Requirement:
Look for "Kota" in each line of the entries, and return the matching lines.

(Data about app and page elements)
================================
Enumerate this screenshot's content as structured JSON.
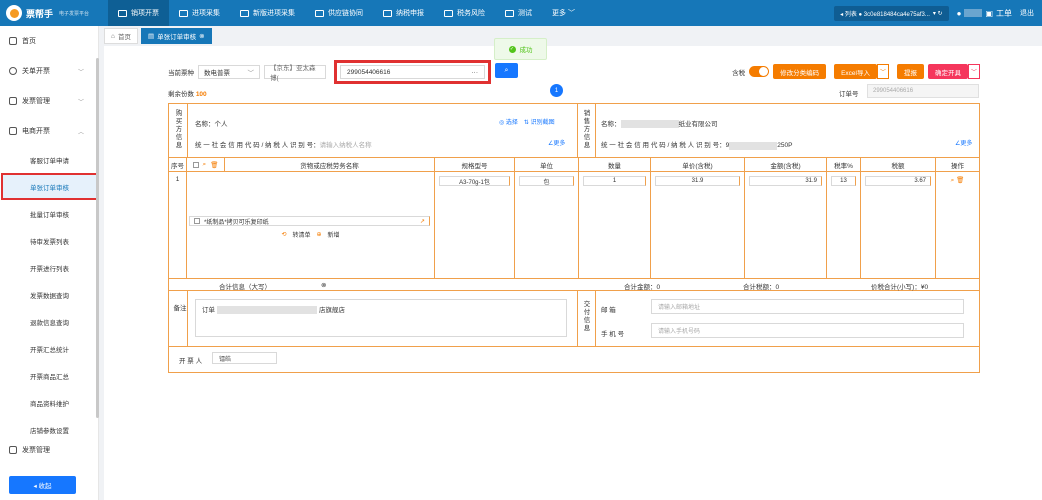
{
  "header": {
    "app_name": "票帮手",
    "app_sub": "电子发票平台",
    "nav": [
      {
        "label": "销项开票",
        "active": true
      },
      {
        "label": "进项采集",
        "active": false
      },
      {
        "label": "新版进项采集",
        "active": false
      },
      {
        "label": "供应链协同",
        "active": false
      },
      {
        "label": "纳税申报",
        "active": false
      },
      {
        "label": "税务风险",
        "active": false
      },
      {
        "label": "测试",
        "active": false
      },
      {
        "label": "更多 ﹀",
        "active": false
      }
    ],
    "company": "◂ 列表 ● 3c0e818484ca4e75af3...",
    "company_chevron": "▾ ↻",
    "user_label": "工单",
    "logout": "退出"
  },
  "sidebar": {
    "items": [
      {
        "label": "首页"
      },
      {
        "label": "关单开票",
        "chevron": "﹀"
      },
      {
        "label": "发票管理",
        "chevron": "﹀"
      },
      {
        "label": "电商开票",
        "chevron": "︿"
      }
    ],
    "sub_items": [
      {
        "label": "客服订单申请",
        "active": false
      },
      {
        "label": "单张订单审核",
        "active": true
      },
      {
        "label": "批量订单审核",
        "active": false
      },
      {
        "label": "待审发票列表",
        "active": false
      },
      {
        "label": "开票进行列表",
        "active": false
      },
      {
        "label": "发票数据查询",
        "active": false
      },
      {
        "label": "退款信息查询",
        "active": false
      },
      {
        "label": "开票汇总统计",
        "active": false
      },
      {
        "label": "开票商品汇总",
        "active": false
      },
      {
        "label": "商品资料维护",
        "active": false
      },
      {
        "label": "店铺参数设置",
        "active": false
      }
    ],
    "extra_item": "发票管理",
    "collapse": "◂ 收起"
  },
  "tabs": [
    {
      "label": "首页",
      "icon": "⌂"
    },
    {
      "label": "单张订单审核",
      "icon": "▤",
      "close": "⊗"
    }
  ],
  "toolbar": {
    "invoice_type_label": "当前票种",
    "invoice_type_value": "数电普票",
    "invoice_type_chevron": "﹀",
    "shop": "【京东】亚太森博(",
    "order_search": "299054406616",
    "search_more": "···",
    "search_btn": "⌕",
    "tax_included_label": "含税",
    "edit_code_btn": "修改分类编码",
    "excel_btn": "Excel导入",
    "excel_chevron": "﹀",
    "submit_btn": "提报",
    "confirm_btn": "确定开具",
    "confirm_chevron": "﹀"
  },
  "toast": {
    "icon": "✓",
    "text": "成功"
  },
  "remain": {
    "label": "剩余份数",
    "value": "100"
  },
  "badge": "1",
  "order": {
    "label": "订单号",
    "value": "299054406616"
  },
  "buyer": {
    "vlabel": "购买方信息",
    "name_label": "名称：",
    "name_value": "个人",
    "tax_label": "统 一 社 会 信 用 代 码 / 纳 税 人 识 别 号：",
    "tax_placeholder": "请输入纳税人名称",
    "choose": "◎ 选择",
    "ocr": "⇅ 识别截图",
    "more": "∠更多"
  },
  "seller": {
    "vlabel": "销售方信息",
    "name_label": "名称：",
    "name_suffix": "纸业有限公司",
    "tax_label": "统 一 社 会 信 用 代 码 / 纳 税 人 识 别 号：",
    "tax_prefix": "9",
    "tax_suffix": "250P",
    "more": "∠更多"
  },
  "goods_table": {
    "headers": [
      "序号",
      "货物或应税劳务名称",
      "规格型号",
      "单位",
      "数量",
      "单价(含税)",
      "金额(含税)",
      "税率%",
      "税额",
      "操作"
    ],
    "rows": [
      {
        "index": "1",
        "name": "*纸制品*拷贝可乐复印纸",
        "spec": "A3-70g-1包",
        "unit": "包",
        "qty": "1",
        "price": "31.9",
        "amount": "31.9",
        "rate": "13",
        "tax": "3.67"
      }
    ],
    "row_actions": "⌕ 🗑",
    "transfer": "转清单",
    "add": "新增"
  },
  "summary": {
    "cn_label": "合计信息（大写）",
    "cn_icon": "⊗",
    "amount": "合计金额：0",
    "tax": "合计税额：0",
    "total": "价税合计(小写)：¥0"
  },
  "remark": {
    "label": "备注",
    "text_prefix": "订单",
    "text_suffix": "店旗舰店"
  },
  "delivery": {
    "vlabel": "交付信息",
    "email_label": "邮 箱",
    "email_placeholder": "请输入邮箱地址",
    "phone_label": "手 机 号",
    "phone_placeholder": "请输入手机号码"
  },
  "drawer": {
    "label": "开 票 人",
    "value": "镭皓"
  }
}
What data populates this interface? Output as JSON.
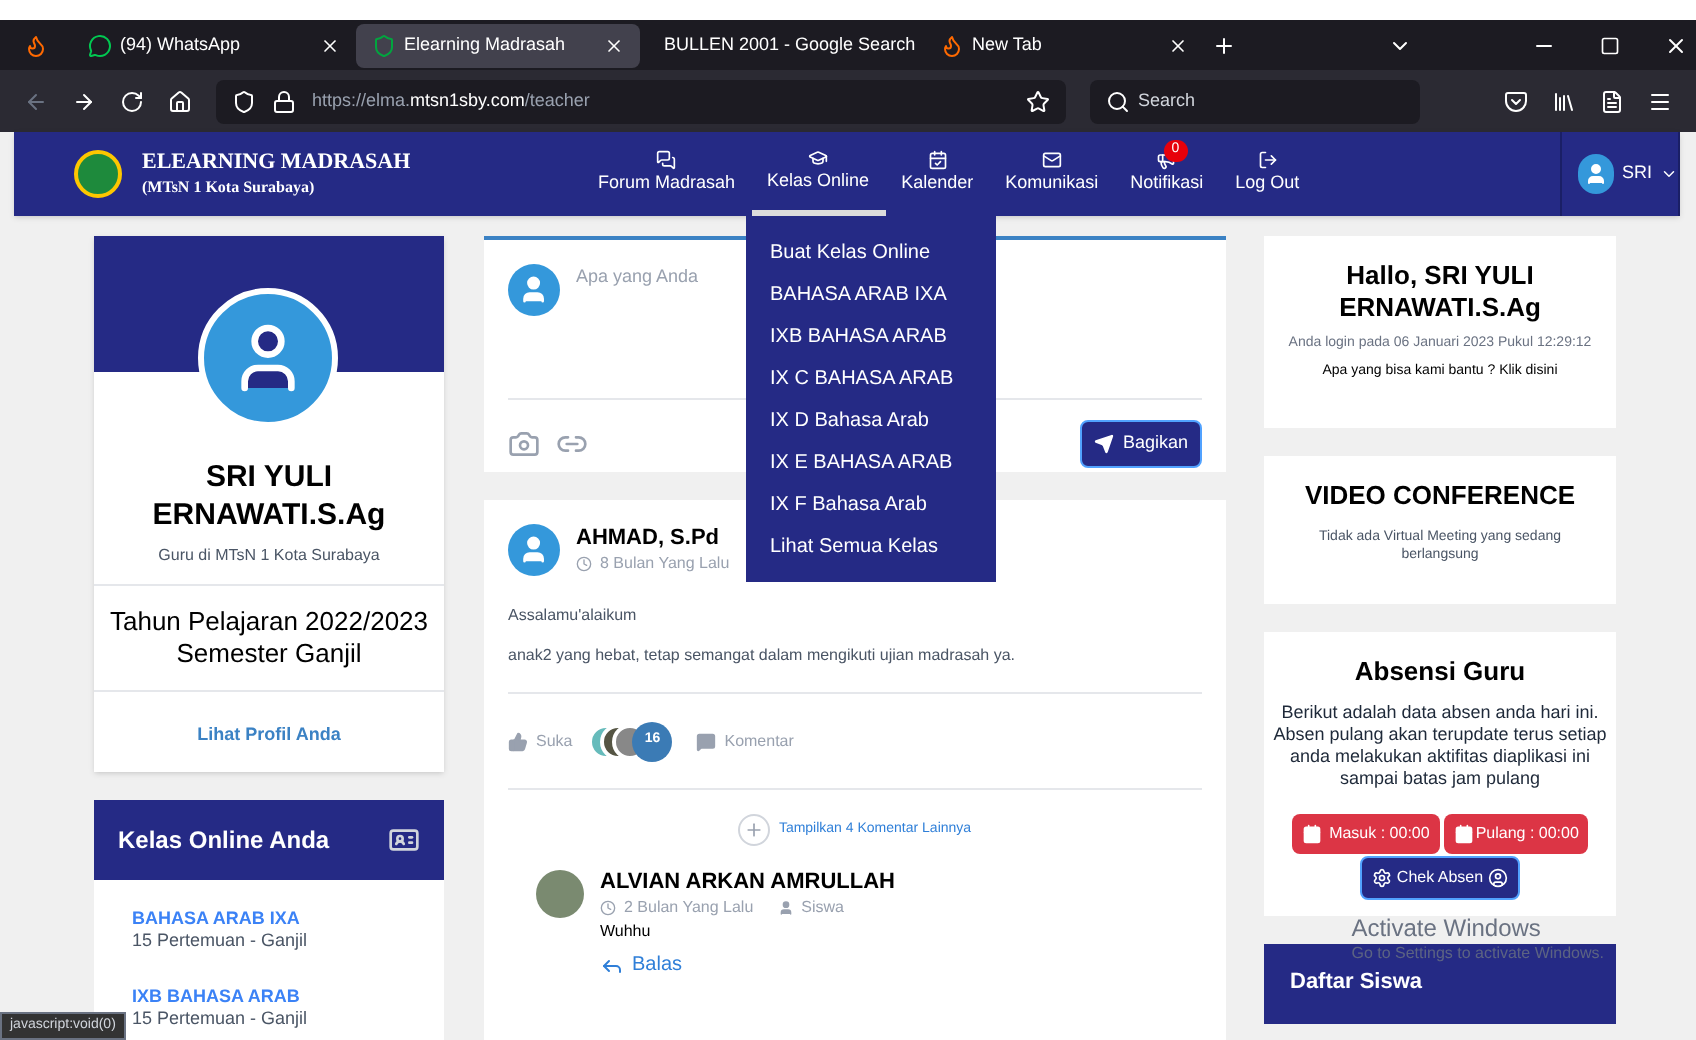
{
  "browser": {
    "tabs": [
      {
        "title": "(94) WhatsApp",
        "kind": "whatsapp",
        "selected": false
      },
      {
        "title": "Elearning Madrasah",
        "kind": "site",
        "selected": true
      },
      {
        "title": "BULLEN 2001 - Google Search",
        "kind": "google",
        "selected": false
      },
      {
        "title": "New Tab",
        "kind": "firefox",
        "selected": false
      }
    ],
    "address_host": "https://elma.",
    "address_domain": "mtsn1sby.com",
    "address_path": "/teacher",
    "search_placeholder": "Search"
  },
  "navbar": {
    "brand": "ELEARNING MADRASAH",
    "subtitle": "(MTsN 1 Kota Surabaya)",
    "items": [
      {
        "label": "Forum Madrasah",
        "kind": "comments",
        "selected": false
      },
      {
        "label": "Kelas Online",
        "kind": "cap",
        "selected": true
      },
      {
        "label": "Kalender",
        "kind": "calendar",
        "selected": false
      },
      {
        "label": "Komunikasi",
        "kind": "mail",
        "selected": false
      },
      {
        "label": "Notifikasi",
        "kind": "megaphone",
        "badge": "0",
        "selected": false
      },
      {
        "label": "Log Out",
        "kind": "logout",
        "selected": false
      }
    ],
    "user": "SRI"
  },
  "dropdown": [
    "Buat Kelas Online",
    "BAHASA ARAB IXA",
    "IXB BAHASA ARAB",
    "IX C BAHASA ARAB",
    "IX D Bahasa Arab",
    "IX E BAHASA ARAB",
    "IX F Bahasa Arab",
    "Lihat Semua Kelas"
  ],
  "profile": {
    "name": "SRI YULI ERNAWATI.S.Ag",
    "role": "Guru di MTsN 1 Kota Surabaya",
    "year": "Tahun Pelajaran 2022/2023",
    "semester": "Semester Ganjil",
    "link": "Lihat Profil Anda"
  },
  "classes": {
    "title": "Kelas Online Anda",
    "items": [
      {
        "name": "BAHASA ARAB IXA",
        "meta": "15 Pertemuan - Ganjil"
      },
      {
        "name": "IXB BAHASA ARAB",
        "meta": "15 Pertemuan - Ganjil"
      }
    ]
  },
  "composer": {
    "placeholder": "Apa yang Anda",
    "button": "Bagikan"
  },
  "post": {
    "author": "AHMAD, S.Pd",
    "time": "8 Bulan Yang Lalu",
    "body": [
      "Assalamu'alaikum",
      "anak2 yang hebat, tetap semangat dalam mengikuti ujian madrasah ya."
    ],
    "like": "Suka",
    "like_count": "16",
    "comment": "Komentar",
    "more": "Tampilkan 4 Komentar Lainnya",
    "reply": {
      "author": "ALVIAN ARKAN AMRULLAH",
      "time": "2 Bulan Yang Lalu",
      "role": "Siswa",
      "text": "Wuhhu",
      "action": "Balas"
    }
  },
  "welcome": {
    "title": "Hallo, SRI YULI ERNAWATI.S.Ag",
    "login": "Anda login pada 06 Januari 2023 Pukul 12:29:12",
    "help": "Apa yang bisa kami bantu ? Klik disini"
  },
  "video": {
    "title": "VIDEO CONFERENCE",
    "text": "Tidak ada Virtual Meeting yang sedang berlangsung"
  },
  "absensi": {
    "title": "Absensi Guru",
    "text": "Berikut adalah data absen anda hari ini. Absen pulang akan terupdate terus setiap anda melakukan aktifitas diaplikasi ini sampai batas jam pulang",
    "masuk": "Masuk : 00:00",
    "pulang": "Pulang : 00:00",
    "check": "Chek Absen"
  },
  "students": {
    "title": "Daftar Siswa"
  },
  "status_url": "javascript:void(0)",
  "os_notice": {
    "title": "Activate Windows",
    "text": "Go to Settings to activate Windows."
  }
}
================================
Answer to the exercise:
    "subtitle": "(MTsN 1 Kota Surabaya)",
    "role": "Guru di MTsN 1 Kota Surabaya",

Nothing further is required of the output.